It's been a question that has popped up by non-readers of this site for a while. This is probably a chance to explain all of this contextually.
Since the early 2000s, one of my writing topics had been about sports. Baseball has been the primary sport of choice for most of my life, so I felt compelled to put my love for the game into words. Of those who read my work, they hoped it would be available on a larger stage for the world to see.
In 2008, Major League Baseball Advanced Media opened up their MLBlogs sites for no charge, as opposed to a per month rate. Not only did I migrate my earlier work onto the new site, I began writing volumes of new and relative material. The Heirloom was born. It became the bane of my existence while figuring out what to do with the rest of my written work.
This year alone saw a turn towards a different focus. Regular readers of V&R have witnessed this turn as I put more emphasis on the automotive work above my baseball writing. The growing readership along with the inroads made in this industry superseded what I was hoping to do with The Heirloom.
Something had to give. The Heirloom ended right after the greatest regular season finale in baseball history. It's still up, but it will not be updated anymore.
For those who are fans of my baseball writing, I can state that I was pitched a potential project to have a compilation of that work put into an eBook format. I am not at liberty to divulge any details of this project at this time. Once details are finalized, I will put out a message on my social media outlets on the project and so forth.
V&R remains a solid place for my automotive work to grow. I will also expand V&R's presence on another site as part of a local magazine's online experience. Plus, my experience working in social media is becoming more of a consultancy for businesses and individuals to help strategize and organize their online presence to connect with other interested parties.
But, there is a fact that may not come as a surprise to those of us in and around the automotive industry. We auto folks are sports fans, too!
Go on Twitter and check out the followers I have. Every Saturday, it becomes a battle between the University of Michigan and Michigan State University. Sundays are about the Detroit Lions and Chicago Bears. With MLB's Postseason under way, the Detroit-based contingent is rallying behind their Tigers.
Obviously, plenty of my colleagues are into motorsport. For the industry, motorsport remains the test bed for the future of their products. A new technology gets sent to the track before it would be installed on your new vehicle. A win on the track is a win for the entire company – or, at leats the brand tacked onto the winner. At least, that's how it works. NASCAR still believes in the "win on Sunday, drive on Monday" philosophy, despite the current Sprint Cup racers look nothing like their production counterparts.
One of my friends and supporters of my work tweeted that you hoped I would integrate baseball with this work.
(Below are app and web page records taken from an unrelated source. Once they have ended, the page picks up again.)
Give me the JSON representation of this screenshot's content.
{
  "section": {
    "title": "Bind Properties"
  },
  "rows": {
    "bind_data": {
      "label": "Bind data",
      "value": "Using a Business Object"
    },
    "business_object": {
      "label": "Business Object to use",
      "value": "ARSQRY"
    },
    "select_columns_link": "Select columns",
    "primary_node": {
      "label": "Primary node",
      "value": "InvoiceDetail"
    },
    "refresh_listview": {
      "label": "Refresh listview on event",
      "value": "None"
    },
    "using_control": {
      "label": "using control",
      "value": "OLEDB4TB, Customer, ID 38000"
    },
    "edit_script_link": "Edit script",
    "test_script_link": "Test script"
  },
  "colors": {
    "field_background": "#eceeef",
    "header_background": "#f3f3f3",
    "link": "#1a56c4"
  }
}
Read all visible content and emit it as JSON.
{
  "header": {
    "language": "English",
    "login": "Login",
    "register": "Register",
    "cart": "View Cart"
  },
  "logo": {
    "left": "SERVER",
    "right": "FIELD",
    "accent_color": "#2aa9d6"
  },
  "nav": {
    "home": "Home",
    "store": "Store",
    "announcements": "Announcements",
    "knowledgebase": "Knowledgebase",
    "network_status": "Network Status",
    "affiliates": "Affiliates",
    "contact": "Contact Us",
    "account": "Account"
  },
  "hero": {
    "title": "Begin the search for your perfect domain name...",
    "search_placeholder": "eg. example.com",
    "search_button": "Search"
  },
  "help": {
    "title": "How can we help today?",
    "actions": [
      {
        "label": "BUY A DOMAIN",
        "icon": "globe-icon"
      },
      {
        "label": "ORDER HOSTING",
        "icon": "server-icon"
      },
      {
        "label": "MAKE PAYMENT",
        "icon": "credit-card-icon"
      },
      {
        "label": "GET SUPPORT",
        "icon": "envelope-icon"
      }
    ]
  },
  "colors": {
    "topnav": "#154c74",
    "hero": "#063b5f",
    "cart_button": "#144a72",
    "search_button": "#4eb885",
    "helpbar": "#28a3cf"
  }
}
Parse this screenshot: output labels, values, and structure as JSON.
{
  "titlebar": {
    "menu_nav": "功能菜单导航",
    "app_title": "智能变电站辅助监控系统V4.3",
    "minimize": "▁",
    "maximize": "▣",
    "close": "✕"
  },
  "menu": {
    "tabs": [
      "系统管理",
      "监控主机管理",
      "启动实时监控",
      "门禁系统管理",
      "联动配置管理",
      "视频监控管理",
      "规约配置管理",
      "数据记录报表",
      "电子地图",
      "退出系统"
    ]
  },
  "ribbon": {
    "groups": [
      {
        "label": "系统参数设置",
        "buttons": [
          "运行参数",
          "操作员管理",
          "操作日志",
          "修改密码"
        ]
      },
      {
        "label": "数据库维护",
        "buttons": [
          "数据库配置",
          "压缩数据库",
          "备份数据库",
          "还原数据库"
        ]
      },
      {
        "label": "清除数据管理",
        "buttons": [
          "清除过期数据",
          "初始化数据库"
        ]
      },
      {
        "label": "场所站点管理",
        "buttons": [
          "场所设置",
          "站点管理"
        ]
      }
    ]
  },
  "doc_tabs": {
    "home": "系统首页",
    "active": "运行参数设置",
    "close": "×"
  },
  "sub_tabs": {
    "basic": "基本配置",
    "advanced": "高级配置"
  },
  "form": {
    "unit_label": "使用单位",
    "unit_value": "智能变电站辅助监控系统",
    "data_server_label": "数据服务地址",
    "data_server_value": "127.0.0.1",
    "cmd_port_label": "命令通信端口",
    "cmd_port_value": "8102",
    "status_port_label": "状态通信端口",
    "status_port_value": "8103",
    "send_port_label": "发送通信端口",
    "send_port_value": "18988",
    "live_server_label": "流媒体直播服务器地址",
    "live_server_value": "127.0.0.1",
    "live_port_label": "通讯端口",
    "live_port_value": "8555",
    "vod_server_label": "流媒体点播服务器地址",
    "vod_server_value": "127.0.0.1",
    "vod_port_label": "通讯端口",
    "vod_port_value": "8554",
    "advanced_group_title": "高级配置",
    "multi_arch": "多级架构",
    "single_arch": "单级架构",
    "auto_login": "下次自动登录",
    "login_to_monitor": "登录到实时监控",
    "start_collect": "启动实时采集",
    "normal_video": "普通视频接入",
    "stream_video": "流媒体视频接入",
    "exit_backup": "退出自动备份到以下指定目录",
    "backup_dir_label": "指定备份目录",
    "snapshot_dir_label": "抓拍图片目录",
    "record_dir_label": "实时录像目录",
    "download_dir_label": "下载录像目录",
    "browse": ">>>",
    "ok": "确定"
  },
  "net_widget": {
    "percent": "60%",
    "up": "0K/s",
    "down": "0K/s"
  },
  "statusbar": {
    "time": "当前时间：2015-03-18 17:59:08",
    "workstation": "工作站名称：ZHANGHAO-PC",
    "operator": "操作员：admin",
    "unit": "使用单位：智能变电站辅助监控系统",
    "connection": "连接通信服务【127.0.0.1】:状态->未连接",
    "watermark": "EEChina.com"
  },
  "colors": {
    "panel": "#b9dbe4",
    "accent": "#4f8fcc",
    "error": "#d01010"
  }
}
Maybe. The interesting point about the game is the insanity Major League ballparks have in store for motorists. To see the Minnesota Twins, Chicago Cubs and White Sox, I'd rather leave the car at home and take public transport to the game. The same goes for the Minnesota Wild, Timberwolves and Lynx, Milwaukee Bucks and Admirals, Chicago Bears…and so forth.
In the case of seeing minor league sports, a car would be put into play. Minor league venues are great not only for the price of admission – it is also because of the price of everything else. Last year, I recall just paying a few dollars to park close to Principal Park in Des Moines to the see the Iowa Cubs. That's came to about the same as a round trip on the Chicago Transit Authority to get to and from Wrigley Field from The Loop.
When a review vehicle comes up next spring, I might be compelled to take it on a baseball trip somewhere. Not too far, perhaps. Maybe it will be taken to a minor league game (or an independent league game – such as the Fargo-Moorhead Red Hawks or the Windy City Thunderbolts).
As for The Heirloom, I feel a sense of relief. I do miss the camaraderie of my fellow baseball bloggers, but I am getting that amongst my fellow automotive journalists, enthusiasts and colleagues in the industry. I walked away from MLBlogs with some allies for the long haul, however. I can be proud of that fact.